By Devik Jain and Anisha Sircar

(Reuters) -U.S. stocks were set to open higher on Thursday after strong earnings outlooks from companies such as Macy’s, while data confirmed the U.S. economy contracted in the first-quarter, quelling some worries about aggressive rate hikes.

Macy’s Inc jumped 13.0% in premarket trading after the department store raised its annual profit forecast, as party-wear demand rebounds.

Dollar General Corp and Dollar Tree gained 11.4% and 15.3% respectively, after raising their annual sales forecasts, as more Americans turn to discount store shopping with inflation at a four-decade high.

Meanwhile, the Commerce Department’s report showed U.S. gross domestic product fell at a 1.5% annualized rate last quarter, revised down from the 1.4% decline reported in April under the weight of a record-trade deficit. The economy grew at a robust 6.9% pace in the fourth quarter.

Separately, weekly jobless claims fell to 210,000 last week, consistent with a tight labor market despite rising interest rates and tightening financial conditions.

“The data is supportive of laying the groundwork for a potential dovish pivot several months from now,” said Thomas Hayes, chairman of Great Hill Capital.

“These numbers are indicative that growth is slowing, demand is slowing and maybe prices are even starting to slow. And if all those three things are in place, then the case for a dovish pivot will build over the summer months.”

The report came a day after the minutes of the Federal Reserve’s May meeting showed policymakers noted the U.S. economy remained strong, with households in such good shape that it might be harder to get them to stop spending and take the pressure off of prices.

Most Fed policymakers judged that further hikes of 50 basis points would “likely be appropriate” at the U.S. central bank’s policy meetings in June and July, largely in-line with investors’ expectations, helping U.S. stocks close higher on Wednesday.

Markets have sold off sharply this year on increasing worries about an economic slowdown due to aggressive Fed policy moves aimed at reining in surging prices. The war in Ukraine, pandemic-related lockdowns in China and recent dismal corporate forecasts have also weighed down markets.

The blue-chip Dow and the benchmark S&P 500 have lost 11.6% and 16.5% year-to-date, while the tech-heavy Nasdaq has fallen nearly 27% as high-multiple growth stocks took a hit from rising interest rates.

At 8:54 a.m. ET, Dow e-minis were up 232 points, or 0.72%, S&P 500 e-minis had gained 28 points, or 0.70%, and Nasdaq 100 e-minis were up 52.5 points, or 0.44%.

U.S.-listed shares of Alibaba Group added 4.7% after the company posted upbeat fourth-quarter revenue on growing demand for some of its niche online shopping services in China.

Twitter Inc gained 4.4% after Elon Musk pledged an additional $6.25 billion in equity financing to fund his $44-billion offer for the social-media company.
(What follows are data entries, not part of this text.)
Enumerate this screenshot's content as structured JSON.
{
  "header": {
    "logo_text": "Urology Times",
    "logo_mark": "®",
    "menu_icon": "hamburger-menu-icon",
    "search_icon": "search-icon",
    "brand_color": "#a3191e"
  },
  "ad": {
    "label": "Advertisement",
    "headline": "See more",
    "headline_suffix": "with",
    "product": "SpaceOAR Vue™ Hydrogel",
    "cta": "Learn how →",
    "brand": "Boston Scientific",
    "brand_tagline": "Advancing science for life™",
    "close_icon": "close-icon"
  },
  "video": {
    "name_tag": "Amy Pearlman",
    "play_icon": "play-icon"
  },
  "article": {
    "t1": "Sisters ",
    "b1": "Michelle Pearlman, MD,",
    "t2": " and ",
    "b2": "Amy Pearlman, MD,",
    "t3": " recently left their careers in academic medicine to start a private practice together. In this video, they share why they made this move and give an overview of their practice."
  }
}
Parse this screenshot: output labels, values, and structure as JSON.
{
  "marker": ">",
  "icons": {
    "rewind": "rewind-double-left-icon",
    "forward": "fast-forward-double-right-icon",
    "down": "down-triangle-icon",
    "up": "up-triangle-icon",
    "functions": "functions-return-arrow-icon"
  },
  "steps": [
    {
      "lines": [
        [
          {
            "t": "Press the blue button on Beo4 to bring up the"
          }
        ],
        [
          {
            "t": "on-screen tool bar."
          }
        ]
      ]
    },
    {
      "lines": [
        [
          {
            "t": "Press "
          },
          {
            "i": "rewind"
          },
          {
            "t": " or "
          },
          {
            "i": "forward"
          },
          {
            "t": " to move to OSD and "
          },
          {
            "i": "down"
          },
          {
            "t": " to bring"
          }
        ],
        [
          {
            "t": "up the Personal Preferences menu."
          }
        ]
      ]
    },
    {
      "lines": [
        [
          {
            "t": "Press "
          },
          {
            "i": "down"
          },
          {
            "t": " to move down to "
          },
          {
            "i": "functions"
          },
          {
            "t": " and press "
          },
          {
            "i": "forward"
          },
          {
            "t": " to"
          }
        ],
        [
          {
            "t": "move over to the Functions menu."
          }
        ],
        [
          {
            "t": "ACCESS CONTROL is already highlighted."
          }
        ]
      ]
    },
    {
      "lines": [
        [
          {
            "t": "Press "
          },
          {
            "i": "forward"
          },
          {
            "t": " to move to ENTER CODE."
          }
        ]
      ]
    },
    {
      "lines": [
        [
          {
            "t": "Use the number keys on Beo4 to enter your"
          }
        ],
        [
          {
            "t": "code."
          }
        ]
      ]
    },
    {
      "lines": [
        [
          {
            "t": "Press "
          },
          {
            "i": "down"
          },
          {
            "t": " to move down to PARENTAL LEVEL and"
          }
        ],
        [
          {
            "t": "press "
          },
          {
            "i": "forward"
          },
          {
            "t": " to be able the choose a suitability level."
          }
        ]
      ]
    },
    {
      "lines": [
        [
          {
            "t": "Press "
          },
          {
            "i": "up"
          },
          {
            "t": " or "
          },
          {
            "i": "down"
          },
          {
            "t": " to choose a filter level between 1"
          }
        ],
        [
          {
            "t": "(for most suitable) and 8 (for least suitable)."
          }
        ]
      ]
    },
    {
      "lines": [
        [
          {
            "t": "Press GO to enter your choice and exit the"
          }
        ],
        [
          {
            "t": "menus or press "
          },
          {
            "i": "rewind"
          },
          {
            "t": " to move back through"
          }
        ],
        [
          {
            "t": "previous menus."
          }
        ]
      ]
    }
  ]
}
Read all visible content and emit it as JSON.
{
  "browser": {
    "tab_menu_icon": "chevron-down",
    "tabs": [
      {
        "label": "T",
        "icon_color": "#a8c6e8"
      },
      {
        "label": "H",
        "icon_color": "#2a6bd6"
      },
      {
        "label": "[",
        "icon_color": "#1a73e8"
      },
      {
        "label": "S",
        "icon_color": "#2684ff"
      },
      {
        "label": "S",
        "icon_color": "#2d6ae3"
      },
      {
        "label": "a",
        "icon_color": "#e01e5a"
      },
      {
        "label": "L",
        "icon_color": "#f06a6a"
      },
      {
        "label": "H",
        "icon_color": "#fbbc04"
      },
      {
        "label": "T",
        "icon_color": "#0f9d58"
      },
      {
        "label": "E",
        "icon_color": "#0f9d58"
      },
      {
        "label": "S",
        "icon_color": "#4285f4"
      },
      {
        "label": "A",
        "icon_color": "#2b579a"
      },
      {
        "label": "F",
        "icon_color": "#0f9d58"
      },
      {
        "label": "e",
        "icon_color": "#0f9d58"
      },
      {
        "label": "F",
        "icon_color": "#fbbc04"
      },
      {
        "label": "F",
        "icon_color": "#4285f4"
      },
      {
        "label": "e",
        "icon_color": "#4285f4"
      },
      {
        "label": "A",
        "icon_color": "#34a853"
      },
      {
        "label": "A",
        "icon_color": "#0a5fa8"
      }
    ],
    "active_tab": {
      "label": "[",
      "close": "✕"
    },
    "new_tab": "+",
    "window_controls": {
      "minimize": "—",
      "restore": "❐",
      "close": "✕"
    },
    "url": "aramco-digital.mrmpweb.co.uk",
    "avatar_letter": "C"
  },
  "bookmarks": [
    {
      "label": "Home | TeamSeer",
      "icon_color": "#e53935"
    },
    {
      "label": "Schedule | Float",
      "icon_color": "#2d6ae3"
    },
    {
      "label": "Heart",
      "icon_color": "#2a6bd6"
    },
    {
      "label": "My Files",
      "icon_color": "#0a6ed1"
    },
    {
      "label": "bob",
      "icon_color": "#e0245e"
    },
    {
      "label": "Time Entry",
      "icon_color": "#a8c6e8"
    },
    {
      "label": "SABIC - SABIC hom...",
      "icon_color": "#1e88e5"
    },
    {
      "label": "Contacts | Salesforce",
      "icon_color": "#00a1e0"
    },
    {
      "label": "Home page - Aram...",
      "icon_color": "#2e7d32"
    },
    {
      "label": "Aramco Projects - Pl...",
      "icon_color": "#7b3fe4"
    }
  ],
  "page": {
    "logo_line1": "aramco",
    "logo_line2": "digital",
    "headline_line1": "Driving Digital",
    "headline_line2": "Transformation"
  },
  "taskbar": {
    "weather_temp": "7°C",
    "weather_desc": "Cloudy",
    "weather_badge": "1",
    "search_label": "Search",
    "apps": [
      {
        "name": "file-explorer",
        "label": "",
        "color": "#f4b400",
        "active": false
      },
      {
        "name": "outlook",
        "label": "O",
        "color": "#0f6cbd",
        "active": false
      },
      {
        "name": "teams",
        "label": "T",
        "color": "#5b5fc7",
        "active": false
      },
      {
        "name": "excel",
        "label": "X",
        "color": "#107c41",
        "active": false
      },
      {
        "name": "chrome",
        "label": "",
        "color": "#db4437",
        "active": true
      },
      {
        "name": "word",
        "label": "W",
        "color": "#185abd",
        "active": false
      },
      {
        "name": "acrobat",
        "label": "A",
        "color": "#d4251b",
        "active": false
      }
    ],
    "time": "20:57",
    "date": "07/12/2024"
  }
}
Nvidia Corp fell 3.7% after the chip designer forecast a decline in sales of video game chips in the current quarter, and laid out new supply-chain snags from China’s COVID-19 lockdowns.

(Reporting by Devik Jain and Anisha Sircar in Bengaluru; Editing by Saumyadeb Chakrabarty and Vinay Dwivedi)